September 25, 2019
In a world filled with police procedurals, Netflix’s “Mindhunter” has attracted a lot of attention.
Created by Joe Penhall, the series is a police procedural about two FBI special agents, Holden Ford (Jonathan Groff) and Bill Tench (Holt McCallany). It has attracted top-tier talent such as David Fincher, Carl Franklin (“One False Move”) and executive producer Charlize Theron.
The second season dropped last month on the streaming platform. The Australian-born editor Kirk Baxter, ACE, a two-time Academy Award-winner for Fincher’s “The Social Network” (2011) and “The Girl with the Dragon Tattoo” (2012), is the editor of four of the nine episodes.
In an exclusive interview, Baxter talked about serial killers, editing difficult material, and working with the notorious perfectionist Fincher.
You you have had a long and very successful creative collaboration with Fincher. How did you first meet?
Kirk Baxter: I got introduced to David through Angus Wall when Angus was editing “Zodiac” (2007). I got brought into helping out, so I met David when I was already cutting a scene for him. Things went well. I became a puppy that never left.
How you would describe your working methods?
Baxter: I try to rely on him as little as possible because I am familiar with what his days are like, especially during the shooting process. David is incredibly busy, and I like to get on with it.
We work through PIX [a workflow tool that allows production teams to securely share and review content], so I will put a lot of stuff up for him every day and it is the day’s PIX that we critique and do back and forth at his pace.
David is pretty good at being all-consuming. He will tend to get back to me immediately. I don’t really hit him with questions. I just hit him with work.
He shoots, I select, put something together and send it to him and I take the feedback kind of dryly. I don’t take anything from [it as] a personal affront. I just work until it is there, until we are happy with it. I am trying to outgrow the part where you loathe yourself until you like the scene. I am getting better, but I haven’t perfected it yet.
Wheat tends to happen is during the shooting process, the initial assembly is just misery. We all hate ourselves, hate the show, and then once it is beginning to take shape, there is more of a jovial atmosphere where you start to feel comfortable that things are working.
In Season 2, was there a conscious decision to take the work in different stylistic or formal directions?
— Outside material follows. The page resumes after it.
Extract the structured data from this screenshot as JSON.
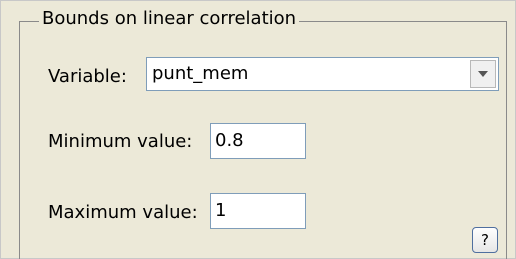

Baxter: No. David might have had that conversation with the cinematographer Erik Messerschmidt, but certainly not with me. Again, rarely am I going to have a philosophical conversation about what we want to do. My communication with David is just by doing.